On May 27, Turner Lee led a virtual conversation with fellow Colgate alumni about closing the digital divide in the United States, drawing from her current research and forthcoming book on surfacing digital inequalities, which limit full participation in the new economy.
Turner Lee defines digital connectedness as a conceptualization of the importance of broadband access in everyday life. “Our ability to book an airline ticket, to shop online, to talk with friends and family, to engage in civic dialogue — these all come from our digital connectedness,” she said. “Yet there are more than 20 million people in this country who do not have access to broadband.”
In 2019, Turner Lee embarked on a tour around the United States, visiting a number of rural and urban communities with limited digital access. In her conversation with alumni, she shared policy and programmatic ideas that some of those localities are implementing to address the digital divide — initiatives like leveraging the unused spectrum between TV channels to provide broadband service in Garrett County, Md., and wiring of school buses as Wi-Fi hotspots in Coachella, N.M.
“Going forward, we’re going to see more of this,” she said. “We’re going to see libraries actually lend hotspots like they lend books. We’re going to begin to build out collaborative frameworks.

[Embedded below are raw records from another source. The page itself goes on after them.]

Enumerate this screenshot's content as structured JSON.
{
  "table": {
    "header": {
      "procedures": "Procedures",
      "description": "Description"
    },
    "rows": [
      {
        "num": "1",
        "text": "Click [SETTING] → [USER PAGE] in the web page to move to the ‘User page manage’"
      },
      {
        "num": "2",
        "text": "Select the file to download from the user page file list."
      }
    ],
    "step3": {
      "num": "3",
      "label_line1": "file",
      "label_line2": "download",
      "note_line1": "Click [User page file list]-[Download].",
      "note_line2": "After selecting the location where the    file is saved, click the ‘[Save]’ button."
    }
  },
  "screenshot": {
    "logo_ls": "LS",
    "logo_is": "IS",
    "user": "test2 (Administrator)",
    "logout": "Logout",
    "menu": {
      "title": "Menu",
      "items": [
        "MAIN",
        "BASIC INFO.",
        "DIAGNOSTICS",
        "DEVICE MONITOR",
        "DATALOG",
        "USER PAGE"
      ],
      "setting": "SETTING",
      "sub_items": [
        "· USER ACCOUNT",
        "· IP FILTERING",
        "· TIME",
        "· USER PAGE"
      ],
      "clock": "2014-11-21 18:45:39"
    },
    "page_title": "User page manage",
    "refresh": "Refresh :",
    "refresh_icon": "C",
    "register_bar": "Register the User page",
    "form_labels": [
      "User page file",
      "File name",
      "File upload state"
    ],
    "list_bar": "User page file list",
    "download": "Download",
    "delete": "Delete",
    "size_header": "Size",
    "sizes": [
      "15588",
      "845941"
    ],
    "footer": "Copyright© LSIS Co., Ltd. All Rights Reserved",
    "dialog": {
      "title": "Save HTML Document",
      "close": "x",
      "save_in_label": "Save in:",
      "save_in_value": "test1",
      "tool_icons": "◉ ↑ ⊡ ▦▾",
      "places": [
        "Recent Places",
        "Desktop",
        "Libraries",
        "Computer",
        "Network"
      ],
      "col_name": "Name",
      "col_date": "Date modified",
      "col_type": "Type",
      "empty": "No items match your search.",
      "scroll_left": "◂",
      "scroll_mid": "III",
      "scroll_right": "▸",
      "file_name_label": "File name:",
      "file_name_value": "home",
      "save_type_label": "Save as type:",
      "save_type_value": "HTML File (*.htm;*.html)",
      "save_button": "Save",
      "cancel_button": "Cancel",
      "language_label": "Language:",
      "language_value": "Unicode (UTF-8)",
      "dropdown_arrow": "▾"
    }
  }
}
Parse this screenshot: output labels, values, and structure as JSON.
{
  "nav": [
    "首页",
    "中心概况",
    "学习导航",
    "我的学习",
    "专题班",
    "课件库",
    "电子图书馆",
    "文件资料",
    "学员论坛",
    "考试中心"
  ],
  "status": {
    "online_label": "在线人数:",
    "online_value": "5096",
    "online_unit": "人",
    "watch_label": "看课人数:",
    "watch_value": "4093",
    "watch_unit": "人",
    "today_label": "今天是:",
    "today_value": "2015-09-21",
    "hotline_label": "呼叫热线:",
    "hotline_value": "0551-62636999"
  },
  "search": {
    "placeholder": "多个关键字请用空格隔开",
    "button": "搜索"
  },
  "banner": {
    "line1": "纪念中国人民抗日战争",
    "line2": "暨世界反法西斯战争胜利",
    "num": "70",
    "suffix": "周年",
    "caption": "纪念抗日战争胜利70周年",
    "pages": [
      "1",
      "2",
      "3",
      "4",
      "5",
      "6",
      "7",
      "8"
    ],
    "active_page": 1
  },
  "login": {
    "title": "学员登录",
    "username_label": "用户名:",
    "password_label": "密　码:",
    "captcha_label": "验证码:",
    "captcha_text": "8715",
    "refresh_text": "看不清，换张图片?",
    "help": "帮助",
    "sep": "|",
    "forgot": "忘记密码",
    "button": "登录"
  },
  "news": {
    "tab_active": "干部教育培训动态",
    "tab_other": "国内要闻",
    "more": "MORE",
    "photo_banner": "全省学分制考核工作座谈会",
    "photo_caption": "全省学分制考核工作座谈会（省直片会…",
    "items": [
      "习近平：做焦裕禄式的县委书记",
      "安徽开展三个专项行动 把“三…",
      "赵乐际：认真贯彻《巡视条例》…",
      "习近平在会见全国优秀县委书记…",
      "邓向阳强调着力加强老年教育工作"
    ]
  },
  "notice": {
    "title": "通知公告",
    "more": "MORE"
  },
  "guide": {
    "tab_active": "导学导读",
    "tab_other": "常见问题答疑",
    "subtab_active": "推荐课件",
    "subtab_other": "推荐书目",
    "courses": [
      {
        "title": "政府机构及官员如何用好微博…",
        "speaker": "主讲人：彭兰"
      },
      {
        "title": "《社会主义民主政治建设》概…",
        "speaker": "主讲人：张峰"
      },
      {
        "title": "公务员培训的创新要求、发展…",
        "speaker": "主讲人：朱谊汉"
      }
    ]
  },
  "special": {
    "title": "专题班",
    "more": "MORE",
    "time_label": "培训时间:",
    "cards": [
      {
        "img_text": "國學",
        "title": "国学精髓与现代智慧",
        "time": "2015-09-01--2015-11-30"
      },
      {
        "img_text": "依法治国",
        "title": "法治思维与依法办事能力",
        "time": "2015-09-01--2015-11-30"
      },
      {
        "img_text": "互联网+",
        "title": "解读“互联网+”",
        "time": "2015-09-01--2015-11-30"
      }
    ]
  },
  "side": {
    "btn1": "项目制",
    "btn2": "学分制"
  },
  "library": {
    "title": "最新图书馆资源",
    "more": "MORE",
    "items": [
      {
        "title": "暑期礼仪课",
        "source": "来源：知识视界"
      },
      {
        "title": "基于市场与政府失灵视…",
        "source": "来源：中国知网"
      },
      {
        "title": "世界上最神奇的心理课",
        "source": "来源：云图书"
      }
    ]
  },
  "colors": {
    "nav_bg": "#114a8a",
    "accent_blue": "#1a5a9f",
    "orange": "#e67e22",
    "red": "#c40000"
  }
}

We need a reimagination of education.”
The progression of COVID-19 correlates to the progression of inequalities framed by digital access, Turner Lee emphasized. “There is a certain stewardship that we in the United States have to take so that we never find ourselves with the lack of resiliency, security, and sustainability that we have seen during this pandemic,” she said.
Turner Lee plans to focus on the immediate and long-term implications of the digital divide. “We need to take this time — particularly in our educational institutions — to garner what lessons can be gleaned from this,” she said.
Turner Lee’s book Digitally Invisible: How the Internet is Creating the New Underclass is forthcoming from Brookings Press in January 2021.